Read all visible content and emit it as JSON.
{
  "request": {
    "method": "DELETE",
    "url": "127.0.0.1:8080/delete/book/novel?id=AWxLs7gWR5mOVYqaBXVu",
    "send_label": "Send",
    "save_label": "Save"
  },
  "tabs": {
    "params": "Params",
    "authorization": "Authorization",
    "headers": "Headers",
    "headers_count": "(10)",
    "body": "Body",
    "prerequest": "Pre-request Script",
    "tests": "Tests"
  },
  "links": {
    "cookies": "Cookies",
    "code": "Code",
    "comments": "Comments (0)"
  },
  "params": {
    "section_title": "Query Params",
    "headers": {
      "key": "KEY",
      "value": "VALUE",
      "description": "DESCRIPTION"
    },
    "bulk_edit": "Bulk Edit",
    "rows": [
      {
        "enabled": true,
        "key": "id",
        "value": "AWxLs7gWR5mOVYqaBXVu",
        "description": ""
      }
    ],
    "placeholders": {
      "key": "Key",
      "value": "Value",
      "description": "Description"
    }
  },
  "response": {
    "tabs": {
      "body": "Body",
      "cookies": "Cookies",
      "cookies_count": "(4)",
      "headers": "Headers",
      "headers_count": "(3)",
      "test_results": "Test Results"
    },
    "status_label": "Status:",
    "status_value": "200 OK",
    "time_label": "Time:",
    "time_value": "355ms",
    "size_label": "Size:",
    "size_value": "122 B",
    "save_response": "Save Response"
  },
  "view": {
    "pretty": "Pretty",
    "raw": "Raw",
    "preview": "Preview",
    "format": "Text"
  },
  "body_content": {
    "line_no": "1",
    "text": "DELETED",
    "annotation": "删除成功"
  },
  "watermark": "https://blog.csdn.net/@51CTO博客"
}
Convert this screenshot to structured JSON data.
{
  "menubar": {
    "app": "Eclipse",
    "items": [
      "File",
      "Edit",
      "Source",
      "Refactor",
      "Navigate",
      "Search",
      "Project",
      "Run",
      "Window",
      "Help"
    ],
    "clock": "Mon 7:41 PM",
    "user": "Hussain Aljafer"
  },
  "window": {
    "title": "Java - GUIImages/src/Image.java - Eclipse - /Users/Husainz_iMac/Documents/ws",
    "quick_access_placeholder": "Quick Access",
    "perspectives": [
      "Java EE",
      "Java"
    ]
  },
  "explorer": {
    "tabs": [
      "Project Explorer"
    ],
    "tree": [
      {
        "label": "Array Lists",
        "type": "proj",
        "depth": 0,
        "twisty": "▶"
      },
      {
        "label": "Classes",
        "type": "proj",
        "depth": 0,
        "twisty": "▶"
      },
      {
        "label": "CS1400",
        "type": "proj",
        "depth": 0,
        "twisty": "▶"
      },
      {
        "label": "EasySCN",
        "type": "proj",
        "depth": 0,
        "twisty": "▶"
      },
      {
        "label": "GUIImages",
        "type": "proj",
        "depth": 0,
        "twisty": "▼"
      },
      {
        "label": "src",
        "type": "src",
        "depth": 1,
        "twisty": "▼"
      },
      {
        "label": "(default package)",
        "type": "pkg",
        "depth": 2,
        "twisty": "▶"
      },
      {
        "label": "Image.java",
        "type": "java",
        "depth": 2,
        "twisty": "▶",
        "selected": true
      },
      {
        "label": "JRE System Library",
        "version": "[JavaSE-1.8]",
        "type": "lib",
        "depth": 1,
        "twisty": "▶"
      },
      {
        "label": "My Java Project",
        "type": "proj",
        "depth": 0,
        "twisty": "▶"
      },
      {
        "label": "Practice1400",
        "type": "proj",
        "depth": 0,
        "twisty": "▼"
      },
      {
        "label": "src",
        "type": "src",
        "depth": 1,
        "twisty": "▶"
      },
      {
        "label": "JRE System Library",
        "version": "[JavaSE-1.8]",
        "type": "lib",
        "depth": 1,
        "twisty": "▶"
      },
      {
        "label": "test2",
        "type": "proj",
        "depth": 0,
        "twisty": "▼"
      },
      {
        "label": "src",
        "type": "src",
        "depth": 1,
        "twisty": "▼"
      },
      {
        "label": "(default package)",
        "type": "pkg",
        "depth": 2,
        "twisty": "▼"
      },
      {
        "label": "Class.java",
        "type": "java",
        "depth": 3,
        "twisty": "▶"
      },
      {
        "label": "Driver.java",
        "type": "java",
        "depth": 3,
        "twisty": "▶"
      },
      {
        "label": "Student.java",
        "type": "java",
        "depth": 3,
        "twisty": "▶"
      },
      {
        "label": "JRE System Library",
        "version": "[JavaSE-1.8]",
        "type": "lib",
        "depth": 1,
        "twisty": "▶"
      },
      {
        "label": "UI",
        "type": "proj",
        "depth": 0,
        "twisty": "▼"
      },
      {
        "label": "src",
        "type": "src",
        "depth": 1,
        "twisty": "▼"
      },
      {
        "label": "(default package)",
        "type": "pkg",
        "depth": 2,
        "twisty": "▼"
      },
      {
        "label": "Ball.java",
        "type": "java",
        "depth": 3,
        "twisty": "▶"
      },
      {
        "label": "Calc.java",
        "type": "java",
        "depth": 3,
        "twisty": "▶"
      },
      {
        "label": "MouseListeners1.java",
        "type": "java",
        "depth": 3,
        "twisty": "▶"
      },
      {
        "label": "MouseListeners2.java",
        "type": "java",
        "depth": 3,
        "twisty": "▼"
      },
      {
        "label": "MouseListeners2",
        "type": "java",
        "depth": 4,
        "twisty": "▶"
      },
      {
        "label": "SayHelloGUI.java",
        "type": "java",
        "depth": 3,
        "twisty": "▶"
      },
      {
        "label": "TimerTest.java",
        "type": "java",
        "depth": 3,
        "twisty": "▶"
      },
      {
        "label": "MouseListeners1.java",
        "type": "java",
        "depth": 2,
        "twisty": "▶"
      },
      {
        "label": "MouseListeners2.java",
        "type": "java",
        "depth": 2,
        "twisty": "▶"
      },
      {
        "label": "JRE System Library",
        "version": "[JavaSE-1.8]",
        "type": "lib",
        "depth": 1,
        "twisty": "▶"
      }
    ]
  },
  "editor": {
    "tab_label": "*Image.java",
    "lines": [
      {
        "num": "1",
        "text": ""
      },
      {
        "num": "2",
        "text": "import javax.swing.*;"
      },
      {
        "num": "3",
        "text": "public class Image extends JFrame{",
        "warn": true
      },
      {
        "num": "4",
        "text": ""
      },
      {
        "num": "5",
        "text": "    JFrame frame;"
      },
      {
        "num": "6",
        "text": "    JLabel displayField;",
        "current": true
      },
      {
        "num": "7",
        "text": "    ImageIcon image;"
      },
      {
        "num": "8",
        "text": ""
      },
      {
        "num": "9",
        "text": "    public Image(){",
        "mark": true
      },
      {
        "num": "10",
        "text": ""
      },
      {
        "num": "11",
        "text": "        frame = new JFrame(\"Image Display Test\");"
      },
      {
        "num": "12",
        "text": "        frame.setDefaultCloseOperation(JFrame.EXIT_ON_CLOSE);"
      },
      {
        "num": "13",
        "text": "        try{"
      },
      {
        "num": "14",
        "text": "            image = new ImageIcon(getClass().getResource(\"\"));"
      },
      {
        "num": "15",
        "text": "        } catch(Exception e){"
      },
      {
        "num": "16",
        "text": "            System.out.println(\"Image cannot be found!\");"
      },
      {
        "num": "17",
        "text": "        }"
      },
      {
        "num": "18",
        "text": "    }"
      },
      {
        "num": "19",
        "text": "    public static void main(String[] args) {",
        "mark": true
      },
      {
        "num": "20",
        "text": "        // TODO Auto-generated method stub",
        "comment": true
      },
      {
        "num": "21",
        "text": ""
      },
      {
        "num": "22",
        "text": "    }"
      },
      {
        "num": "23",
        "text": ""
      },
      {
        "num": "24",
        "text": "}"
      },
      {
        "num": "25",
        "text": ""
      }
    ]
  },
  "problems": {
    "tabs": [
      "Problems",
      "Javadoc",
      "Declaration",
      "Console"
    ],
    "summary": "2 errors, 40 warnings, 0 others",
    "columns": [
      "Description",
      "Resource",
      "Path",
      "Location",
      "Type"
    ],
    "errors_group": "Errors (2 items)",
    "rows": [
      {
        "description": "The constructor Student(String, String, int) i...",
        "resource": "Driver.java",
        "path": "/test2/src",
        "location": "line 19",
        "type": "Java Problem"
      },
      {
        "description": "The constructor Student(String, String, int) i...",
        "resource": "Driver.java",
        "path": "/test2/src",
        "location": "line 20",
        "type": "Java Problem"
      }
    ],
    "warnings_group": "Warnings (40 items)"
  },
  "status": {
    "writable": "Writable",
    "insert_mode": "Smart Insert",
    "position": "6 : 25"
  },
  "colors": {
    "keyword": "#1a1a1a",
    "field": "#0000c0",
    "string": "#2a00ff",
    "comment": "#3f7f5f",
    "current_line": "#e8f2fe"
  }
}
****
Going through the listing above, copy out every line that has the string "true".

Final answer
        "enabled": true,
        "selected": true
        "warn": true
        "current": true
        "mark": true
        "mark": true
        "comment": true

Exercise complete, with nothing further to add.